Problem to solve:
Return every line below in which "title" appears.

····················

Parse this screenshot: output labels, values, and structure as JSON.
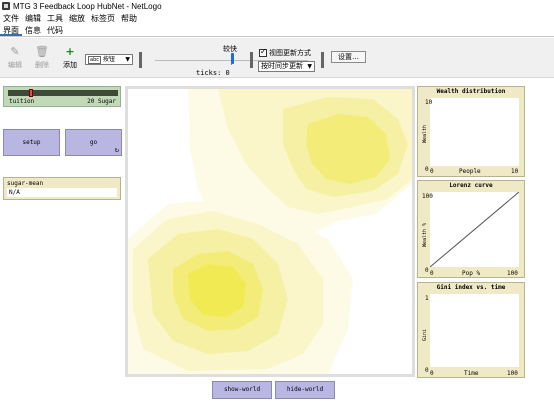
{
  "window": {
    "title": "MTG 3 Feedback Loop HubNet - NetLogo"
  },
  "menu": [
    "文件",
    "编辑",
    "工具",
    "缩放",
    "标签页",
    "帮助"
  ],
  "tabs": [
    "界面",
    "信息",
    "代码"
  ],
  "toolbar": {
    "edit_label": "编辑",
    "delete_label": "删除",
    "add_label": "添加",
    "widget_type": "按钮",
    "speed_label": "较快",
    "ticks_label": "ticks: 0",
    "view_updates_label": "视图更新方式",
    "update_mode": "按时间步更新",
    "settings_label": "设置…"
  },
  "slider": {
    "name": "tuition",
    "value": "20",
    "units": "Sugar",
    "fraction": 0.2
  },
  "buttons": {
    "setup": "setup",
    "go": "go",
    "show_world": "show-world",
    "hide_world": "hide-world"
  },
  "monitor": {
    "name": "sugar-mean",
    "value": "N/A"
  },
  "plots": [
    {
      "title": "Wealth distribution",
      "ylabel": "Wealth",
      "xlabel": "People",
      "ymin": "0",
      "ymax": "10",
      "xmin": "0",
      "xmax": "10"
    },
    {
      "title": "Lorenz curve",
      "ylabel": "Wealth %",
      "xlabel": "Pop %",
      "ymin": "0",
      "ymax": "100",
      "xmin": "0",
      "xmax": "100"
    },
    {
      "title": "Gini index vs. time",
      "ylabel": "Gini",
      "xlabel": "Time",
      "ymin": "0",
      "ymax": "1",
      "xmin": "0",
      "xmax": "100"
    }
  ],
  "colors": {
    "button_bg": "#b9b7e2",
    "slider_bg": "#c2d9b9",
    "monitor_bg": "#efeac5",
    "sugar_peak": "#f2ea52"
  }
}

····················

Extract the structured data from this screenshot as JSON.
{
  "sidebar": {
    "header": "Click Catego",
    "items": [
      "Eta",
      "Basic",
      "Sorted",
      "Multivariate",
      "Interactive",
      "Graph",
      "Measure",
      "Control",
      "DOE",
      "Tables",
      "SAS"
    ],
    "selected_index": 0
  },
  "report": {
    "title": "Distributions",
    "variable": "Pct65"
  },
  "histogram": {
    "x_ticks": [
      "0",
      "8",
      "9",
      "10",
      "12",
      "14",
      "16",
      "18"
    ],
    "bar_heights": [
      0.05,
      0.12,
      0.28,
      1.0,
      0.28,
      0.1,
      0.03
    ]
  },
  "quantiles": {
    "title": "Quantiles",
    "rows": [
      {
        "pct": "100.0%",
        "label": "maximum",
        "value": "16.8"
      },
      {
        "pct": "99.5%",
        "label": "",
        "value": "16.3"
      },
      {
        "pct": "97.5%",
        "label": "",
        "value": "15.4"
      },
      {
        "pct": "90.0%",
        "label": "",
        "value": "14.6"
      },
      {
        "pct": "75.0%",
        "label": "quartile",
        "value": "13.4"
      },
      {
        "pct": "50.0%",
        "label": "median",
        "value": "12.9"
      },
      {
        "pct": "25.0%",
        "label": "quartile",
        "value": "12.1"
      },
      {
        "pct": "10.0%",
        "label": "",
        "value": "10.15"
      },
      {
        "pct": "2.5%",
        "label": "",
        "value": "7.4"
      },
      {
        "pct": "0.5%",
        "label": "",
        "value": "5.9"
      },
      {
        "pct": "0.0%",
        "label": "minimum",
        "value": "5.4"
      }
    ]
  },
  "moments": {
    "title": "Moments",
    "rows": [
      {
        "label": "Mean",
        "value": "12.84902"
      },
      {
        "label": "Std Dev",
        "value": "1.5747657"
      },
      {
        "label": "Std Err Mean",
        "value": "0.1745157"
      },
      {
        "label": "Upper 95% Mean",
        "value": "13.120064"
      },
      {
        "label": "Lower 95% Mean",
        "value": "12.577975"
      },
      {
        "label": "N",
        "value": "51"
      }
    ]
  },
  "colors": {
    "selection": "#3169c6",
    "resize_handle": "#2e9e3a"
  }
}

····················

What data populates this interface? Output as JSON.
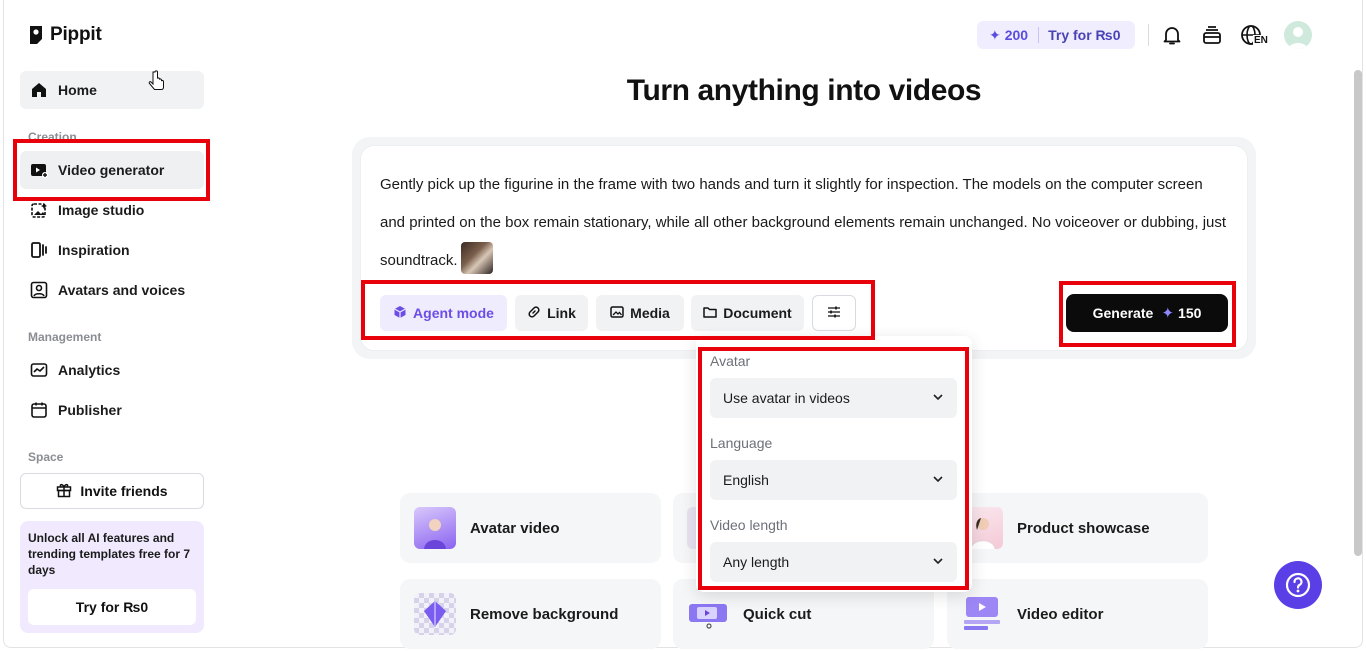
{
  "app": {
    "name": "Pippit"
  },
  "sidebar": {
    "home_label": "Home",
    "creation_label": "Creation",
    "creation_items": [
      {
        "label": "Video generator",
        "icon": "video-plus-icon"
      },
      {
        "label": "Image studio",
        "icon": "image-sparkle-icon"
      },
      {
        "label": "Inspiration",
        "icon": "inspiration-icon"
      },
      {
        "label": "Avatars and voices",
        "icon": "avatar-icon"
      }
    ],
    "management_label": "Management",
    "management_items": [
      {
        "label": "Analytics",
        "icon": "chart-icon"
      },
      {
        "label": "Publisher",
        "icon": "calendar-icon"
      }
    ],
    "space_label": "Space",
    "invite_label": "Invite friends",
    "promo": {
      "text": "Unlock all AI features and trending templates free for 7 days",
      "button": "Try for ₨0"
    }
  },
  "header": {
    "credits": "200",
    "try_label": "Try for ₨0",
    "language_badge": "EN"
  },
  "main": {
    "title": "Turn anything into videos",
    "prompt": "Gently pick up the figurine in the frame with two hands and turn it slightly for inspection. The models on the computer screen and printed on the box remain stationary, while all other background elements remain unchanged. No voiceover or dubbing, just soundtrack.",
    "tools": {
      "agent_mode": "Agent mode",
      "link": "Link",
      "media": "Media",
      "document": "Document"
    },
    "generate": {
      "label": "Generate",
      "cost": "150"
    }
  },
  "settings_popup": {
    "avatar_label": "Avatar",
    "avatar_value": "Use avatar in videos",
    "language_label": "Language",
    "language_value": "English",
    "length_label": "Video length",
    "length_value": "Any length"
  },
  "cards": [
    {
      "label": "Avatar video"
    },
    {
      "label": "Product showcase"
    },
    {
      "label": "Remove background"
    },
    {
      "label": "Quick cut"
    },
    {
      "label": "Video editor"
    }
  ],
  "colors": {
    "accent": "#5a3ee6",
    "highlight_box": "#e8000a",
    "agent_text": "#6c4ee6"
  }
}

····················

Task answer:
    "title": "MTG 3 Feedback Loop HubNet - NetLogo"
      "title": "Wealth distribution",
      "title": "Lorenz curve",
      "title": "Gini index vs. time",
    "title": "Distributions",
    "title": "Quantiles",
    "title": "Moments",
    "title": "Turn anything into videos",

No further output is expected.